• TASK ITEM: The expected output is each line in the data below that includes the string "content".

• DATA FOR THIS EXERCISE:
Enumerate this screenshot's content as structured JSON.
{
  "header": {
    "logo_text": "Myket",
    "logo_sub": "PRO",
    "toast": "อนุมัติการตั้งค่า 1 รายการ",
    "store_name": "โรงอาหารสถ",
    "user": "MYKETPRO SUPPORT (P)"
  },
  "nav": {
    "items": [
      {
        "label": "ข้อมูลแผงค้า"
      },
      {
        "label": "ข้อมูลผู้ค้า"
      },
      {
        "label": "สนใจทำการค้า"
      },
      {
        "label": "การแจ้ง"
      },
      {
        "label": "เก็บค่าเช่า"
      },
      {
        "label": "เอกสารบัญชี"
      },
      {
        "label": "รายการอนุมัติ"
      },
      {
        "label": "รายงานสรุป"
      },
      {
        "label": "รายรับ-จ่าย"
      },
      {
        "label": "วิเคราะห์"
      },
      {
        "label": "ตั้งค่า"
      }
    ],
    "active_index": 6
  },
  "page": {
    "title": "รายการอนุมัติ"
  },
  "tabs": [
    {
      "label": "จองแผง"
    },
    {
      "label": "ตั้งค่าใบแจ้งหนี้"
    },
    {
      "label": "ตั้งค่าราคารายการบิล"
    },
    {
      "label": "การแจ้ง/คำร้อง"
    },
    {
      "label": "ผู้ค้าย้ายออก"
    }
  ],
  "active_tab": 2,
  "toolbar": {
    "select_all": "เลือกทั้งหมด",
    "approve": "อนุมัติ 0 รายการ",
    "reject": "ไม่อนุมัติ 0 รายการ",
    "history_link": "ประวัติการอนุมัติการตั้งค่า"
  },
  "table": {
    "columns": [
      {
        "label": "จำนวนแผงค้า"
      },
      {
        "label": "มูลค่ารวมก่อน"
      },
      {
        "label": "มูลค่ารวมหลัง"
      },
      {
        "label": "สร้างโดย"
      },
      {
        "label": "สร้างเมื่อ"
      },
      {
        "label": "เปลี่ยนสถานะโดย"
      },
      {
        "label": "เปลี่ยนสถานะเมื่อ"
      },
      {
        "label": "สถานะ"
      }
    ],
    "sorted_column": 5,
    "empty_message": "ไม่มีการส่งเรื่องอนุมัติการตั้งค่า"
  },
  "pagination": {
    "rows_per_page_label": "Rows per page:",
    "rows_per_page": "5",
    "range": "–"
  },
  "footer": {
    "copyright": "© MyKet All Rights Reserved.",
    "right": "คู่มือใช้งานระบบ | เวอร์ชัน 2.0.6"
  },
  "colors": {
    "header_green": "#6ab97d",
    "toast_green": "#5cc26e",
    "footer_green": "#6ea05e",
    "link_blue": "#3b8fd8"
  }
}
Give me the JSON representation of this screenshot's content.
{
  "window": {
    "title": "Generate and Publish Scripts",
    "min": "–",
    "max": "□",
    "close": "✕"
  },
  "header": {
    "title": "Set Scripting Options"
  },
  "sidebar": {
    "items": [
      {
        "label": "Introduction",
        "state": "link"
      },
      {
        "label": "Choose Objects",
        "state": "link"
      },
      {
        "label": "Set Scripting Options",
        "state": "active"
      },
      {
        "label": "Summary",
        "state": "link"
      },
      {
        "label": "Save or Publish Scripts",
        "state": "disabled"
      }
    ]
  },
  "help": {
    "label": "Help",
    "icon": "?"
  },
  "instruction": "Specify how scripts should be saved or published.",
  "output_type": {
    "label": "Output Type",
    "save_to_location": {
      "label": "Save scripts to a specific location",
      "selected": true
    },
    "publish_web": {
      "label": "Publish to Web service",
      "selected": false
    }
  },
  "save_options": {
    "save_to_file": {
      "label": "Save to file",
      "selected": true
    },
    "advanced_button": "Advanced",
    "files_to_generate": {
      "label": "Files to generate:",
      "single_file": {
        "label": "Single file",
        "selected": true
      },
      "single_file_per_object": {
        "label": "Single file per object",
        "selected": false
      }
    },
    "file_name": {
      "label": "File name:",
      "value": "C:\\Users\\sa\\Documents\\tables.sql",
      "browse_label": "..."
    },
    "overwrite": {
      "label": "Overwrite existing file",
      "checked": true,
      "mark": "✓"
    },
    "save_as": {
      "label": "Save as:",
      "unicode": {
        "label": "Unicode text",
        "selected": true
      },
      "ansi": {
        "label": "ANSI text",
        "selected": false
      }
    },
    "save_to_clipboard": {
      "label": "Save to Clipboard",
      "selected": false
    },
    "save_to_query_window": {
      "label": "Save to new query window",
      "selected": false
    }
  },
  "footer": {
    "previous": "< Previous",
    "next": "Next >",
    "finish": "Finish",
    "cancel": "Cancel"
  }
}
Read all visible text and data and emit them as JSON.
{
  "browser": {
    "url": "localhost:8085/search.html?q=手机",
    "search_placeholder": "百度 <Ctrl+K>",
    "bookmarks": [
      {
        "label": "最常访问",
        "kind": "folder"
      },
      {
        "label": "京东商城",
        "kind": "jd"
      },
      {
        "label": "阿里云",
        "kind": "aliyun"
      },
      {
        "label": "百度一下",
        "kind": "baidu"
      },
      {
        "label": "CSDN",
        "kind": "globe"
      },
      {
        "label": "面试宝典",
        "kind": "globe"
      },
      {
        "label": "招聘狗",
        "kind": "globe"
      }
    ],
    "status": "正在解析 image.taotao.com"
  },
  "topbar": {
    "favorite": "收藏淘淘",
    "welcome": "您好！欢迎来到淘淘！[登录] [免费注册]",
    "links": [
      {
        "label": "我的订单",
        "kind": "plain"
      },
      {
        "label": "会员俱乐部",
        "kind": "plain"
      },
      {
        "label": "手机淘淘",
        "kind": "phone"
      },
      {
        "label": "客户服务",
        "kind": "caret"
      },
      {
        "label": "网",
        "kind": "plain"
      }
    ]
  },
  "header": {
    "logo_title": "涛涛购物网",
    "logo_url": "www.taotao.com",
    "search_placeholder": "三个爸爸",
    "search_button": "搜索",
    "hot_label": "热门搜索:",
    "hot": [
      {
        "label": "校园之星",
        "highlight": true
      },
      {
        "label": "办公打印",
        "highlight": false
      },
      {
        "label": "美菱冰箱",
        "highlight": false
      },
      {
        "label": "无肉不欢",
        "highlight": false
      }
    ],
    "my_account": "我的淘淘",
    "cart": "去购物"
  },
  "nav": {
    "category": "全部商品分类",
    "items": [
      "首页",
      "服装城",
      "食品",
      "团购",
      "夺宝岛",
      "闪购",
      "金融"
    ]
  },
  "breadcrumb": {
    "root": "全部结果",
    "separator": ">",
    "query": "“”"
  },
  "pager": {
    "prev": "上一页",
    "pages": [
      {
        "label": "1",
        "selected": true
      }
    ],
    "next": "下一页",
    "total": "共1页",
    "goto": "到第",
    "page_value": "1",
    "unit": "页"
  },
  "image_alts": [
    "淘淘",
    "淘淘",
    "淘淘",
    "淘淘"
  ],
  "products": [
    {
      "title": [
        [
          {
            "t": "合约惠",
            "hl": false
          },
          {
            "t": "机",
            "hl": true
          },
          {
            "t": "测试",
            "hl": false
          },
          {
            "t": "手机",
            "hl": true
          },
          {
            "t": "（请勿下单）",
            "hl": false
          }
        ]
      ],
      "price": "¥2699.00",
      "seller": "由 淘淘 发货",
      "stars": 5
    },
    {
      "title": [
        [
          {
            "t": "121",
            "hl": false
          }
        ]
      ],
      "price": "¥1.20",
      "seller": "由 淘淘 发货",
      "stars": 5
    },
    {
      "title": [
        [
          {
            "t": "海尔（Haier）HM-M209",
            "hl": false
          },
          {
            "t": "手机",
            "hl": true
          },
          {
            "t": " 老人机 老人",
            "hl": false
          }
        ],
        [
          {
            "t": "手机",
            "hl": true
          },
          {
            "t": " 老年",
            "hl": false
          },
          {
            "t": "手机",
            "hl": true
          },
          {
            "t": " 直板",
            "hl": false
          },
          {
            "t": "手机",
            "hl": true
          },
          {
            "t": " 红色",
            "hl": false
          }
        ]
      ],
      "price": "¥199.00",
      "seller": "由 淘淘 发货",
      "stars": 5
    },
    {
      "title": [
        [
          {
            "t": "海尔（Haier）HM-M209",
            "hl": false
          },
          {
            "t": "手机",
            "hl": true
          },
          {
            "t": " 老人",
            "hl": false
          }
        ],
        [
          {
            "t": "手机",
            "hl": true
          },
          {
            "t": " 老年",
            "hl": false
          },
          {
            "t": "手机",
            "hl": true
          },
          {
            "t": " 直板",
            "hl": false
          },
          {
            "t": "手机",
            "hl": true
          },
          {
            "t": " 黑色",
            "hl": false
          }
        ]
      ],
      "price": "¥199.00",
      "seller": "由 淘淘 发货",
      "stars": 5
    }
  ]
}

• REPLY:
Enumerate this screenshot's content as structured JSON.
Give me the JSON representation of this screenshot's content.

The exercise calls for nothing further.